Frank Stacey Memorial Lecture 2008: Scenes from the Departmental Court
This article argues for research grounded in interpretive theory, or the beliefs and practices of actors, and observational fieldwork, or thick descriptions of what the actors think they are doing. However, discussions of theory and method only come to life when they are grounded in fieldwork. So, at the heart of the article is an account of the Private Offices of British central government departments. I argue that the focus on beliefs and practices enables me to tell a new story. The existing literature does not explore how the individuals who comprise the department's core executive coordinate the department's tasks and resolve conflicts. There is a 'departmental court' that dare not speak its name. By describing the court 'at work', I focus not on individual Private Offices but on the tasks of coordination and conflict resolution at the top of the department.
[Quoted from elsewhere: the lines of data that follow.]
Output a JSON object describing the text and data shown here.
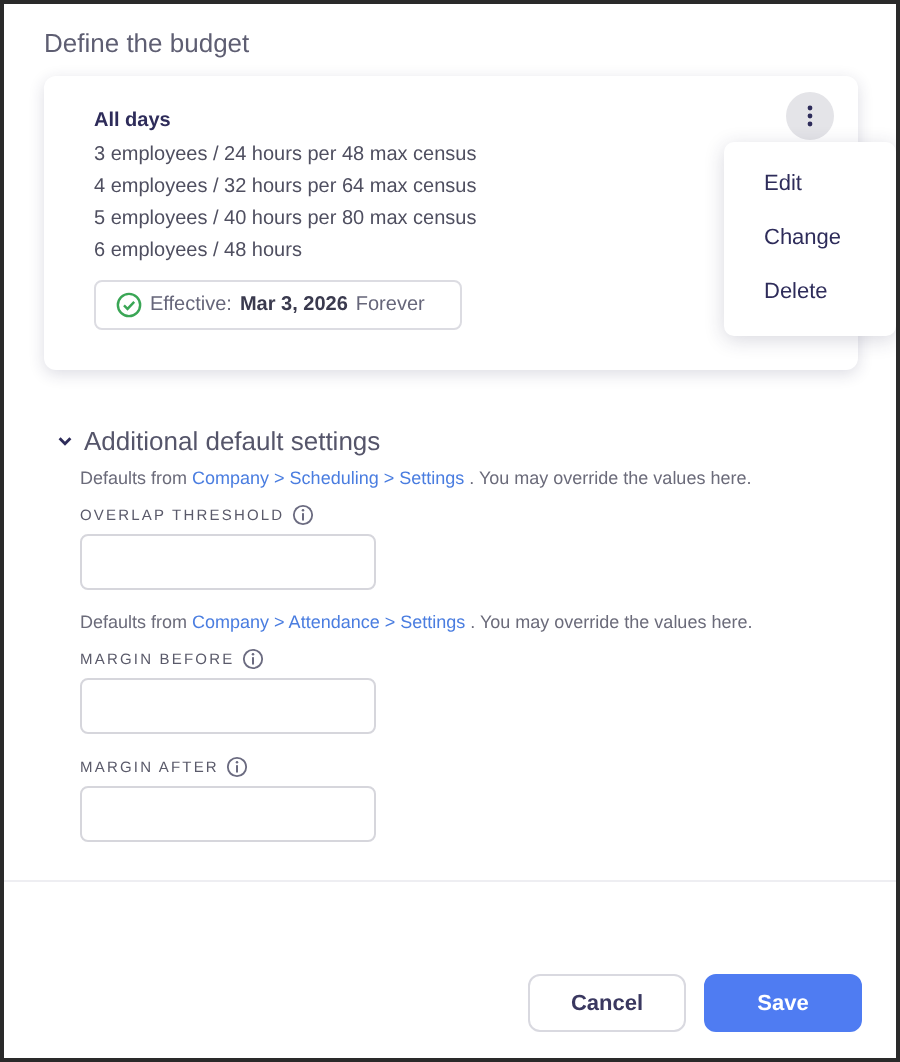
{
  "title": "Define the budget",
  "budget": {
    "heading": "All days",
    "lines": [
      "3 employees / 24 hours per 48 max census",
      "4 employees / 32 hours per 64 max census",
      "5 employees / 40 hours per 80 max census",
      "6 employees / 48 hours"
    ],
    "effective": {
      "label": "Effective:",
      "date": "Mar 3, 2026",
      "until": "Forever"
    },
    "menu_open": true,
    "menu": [
      "Edit",
      "Change",
      "Delete"
    ]
  },
  "additional": {
    "title": "Additional default settings",
    "expanded": true,
    "groups": [
      {
        "note": {
          "before": "Defaults from",
          "link": "Company > Scheduling > Settings",
          "after": ". You may override the values here."
        },
        "fields": [
          {
            "label": "OVERLAP THRESHOLD"
          }
        ]
      },
      {
        "note": {
          "before": "Defaults from",
          "link": "Company > Attendance > Settings",
          "after": ". You may override the values here."
        },
        "fields": [
          {
            "label": "MARGIN BEFORE"
          },
          {
            "label": "MARGIN AFTER"
          }
        ]
      }
    ]
  },
  "buttons": {
    "cancel": "Cancel",
    "save": "Save"
  }
}
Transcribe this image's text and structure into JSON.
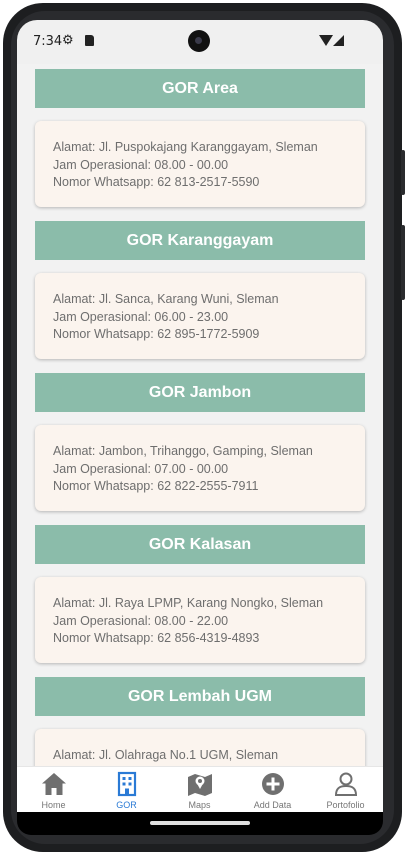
{
  "status_bar": {
    "time": "7:34"
  },
  "gor_list": [
    {
      "name": "GOR Area",
      "alamat": "Alamat: Jl. Puspokajang Karanggayam, Sleman",
      "jam": "Jam Operasional: 08.00 - 00.00",
      "whatsapp": "Nomor Whatsapp: 62 813-2517-5590"
    },
    {
      "name": "GOR Karanggayam",
      "alamat": "Alamat: Jl. Sanca, Karang Wuni, Sleman",
      "jam": "Jam Operasional: 06.00 - 23.00",
      "whatsapp": "Nomor Whatsapp: 62 895-1772-5909"
    },
    {
      "name": "GOR Jambon",
      "alamat": "Alamat: Jambon, Trihanggo, Gamping, Sleman",
      "jam": "Jam Operasional: 07.00 - 00.00",
      "whatsapp": "Nomor Whatsapp: 62 822-2555-7911"
    },
    {
      "name": "GOR Kalasan",
      "alamat": "Alamat: Jl. Raya LPMP, Karang Nongko, Sleman",
      "jam": "Jam Operasional: 08.00 - 22.00",
      "whatsapp": "Nomor Whatsapp: 62 856-4319-4893"
    },
    {
      "name": "GOR Lembah UGM",
      "alamat": "Alamat: Jl. Olahraga No.1 UGM, Sleman",
      "jam": "",
      "whatsapp": ""
    }
  ],
  "bottom_nav": [
    {
      "label": "Home",
      "icon": "home-icon",
      "active": false
    },
    {
      "label": "GOR",
      "icon": "building-icon",
      "active": true
    },
    {
      "label": "Maps",
      "icon": "map-icon",
      "active": false
    },
    {
      "label": "Add Data",
      "icon": "add-circle-icon",
      "active": false
    },
    {
      "label": "Portofolio",
      "icon": "person-icon",
      "active": false
    }
  ],
  "colors": {
    "header_bg": "#8bbcaa",
    "card_bg": "#fbf4ee",
    "active_nav": "#2a7ad5",
    "inactive_nav": "#777777"
  }
}
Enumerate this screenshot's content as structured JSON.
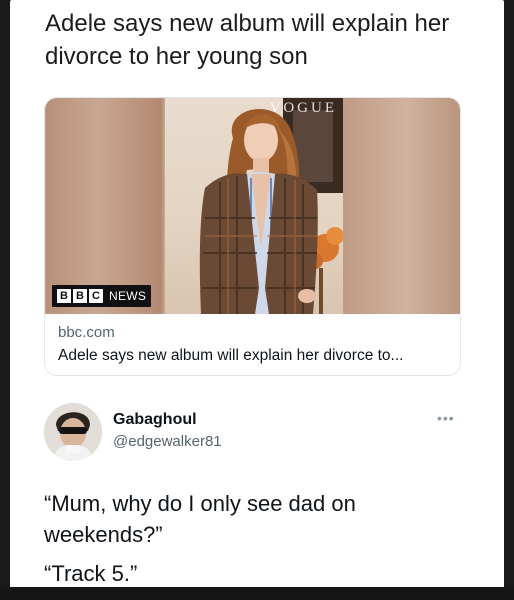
{
  "post": {
    "headline": "Adele says new album will explain her divorce to her young son"
  },
  "link_card": {
    "masthead": "VOGUE",
    "badge_letters": [
      "B",
      "B",
      "C"
    ],
    "badge_news": "NEWS",
    "domain": "bbc.com",
    "title": "Adele says new album will explain her divorce to..."
  },
  "tweet": {
    "author_name": "Gabaghoul",
    "author_handle": "@edgewalker81",
    "more_icon": "more-horizontal-icon",
    "line1": "“Mum, why do I only see dad on weekends?”",
    "line2": "“Track 5.”"
  }
}
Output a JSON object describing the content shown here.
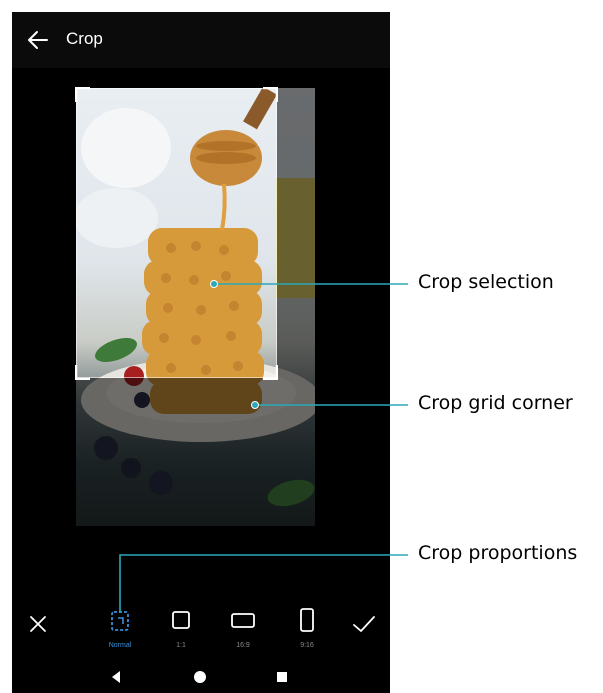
{
  "titlebar": {
    "title": "Crop"
  },
  "toolbar": {
    "ratios": [
      {
        "label": "Normal",
        "active": true
      },
      {
        "label": "1:1",
        "active": false
      },
      {
        "label": "16:9",
        "active": false
      },
      {
        "label": "9:16",
        "active": false
      }
    ]
  },
  "callouts": {
    "crop_selection": "Crop selection",
    "crop_grid_corner": "Crop grid corner",
    "crop_proportions": "Crop proportions"
  },
  "colors": {
    "accent": "#3a8fd9",
    "callout_line": "#2aa9b8"
  },
  "icons": {
    "back": "arrow-left-icon",
    "cancel": "close-icon",
    "confirm": "check-icon",
    "nav_back": "triangle-back-icon",
    "nav_home": "circle-home-icon",
    "nav_recent": "square-recent-icon"
  }
}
I conclude that any approach that provides new evidence and a novel interpretation makes a strong case for inclusion in the armoury of every student of public administration.
Public Policy and Administration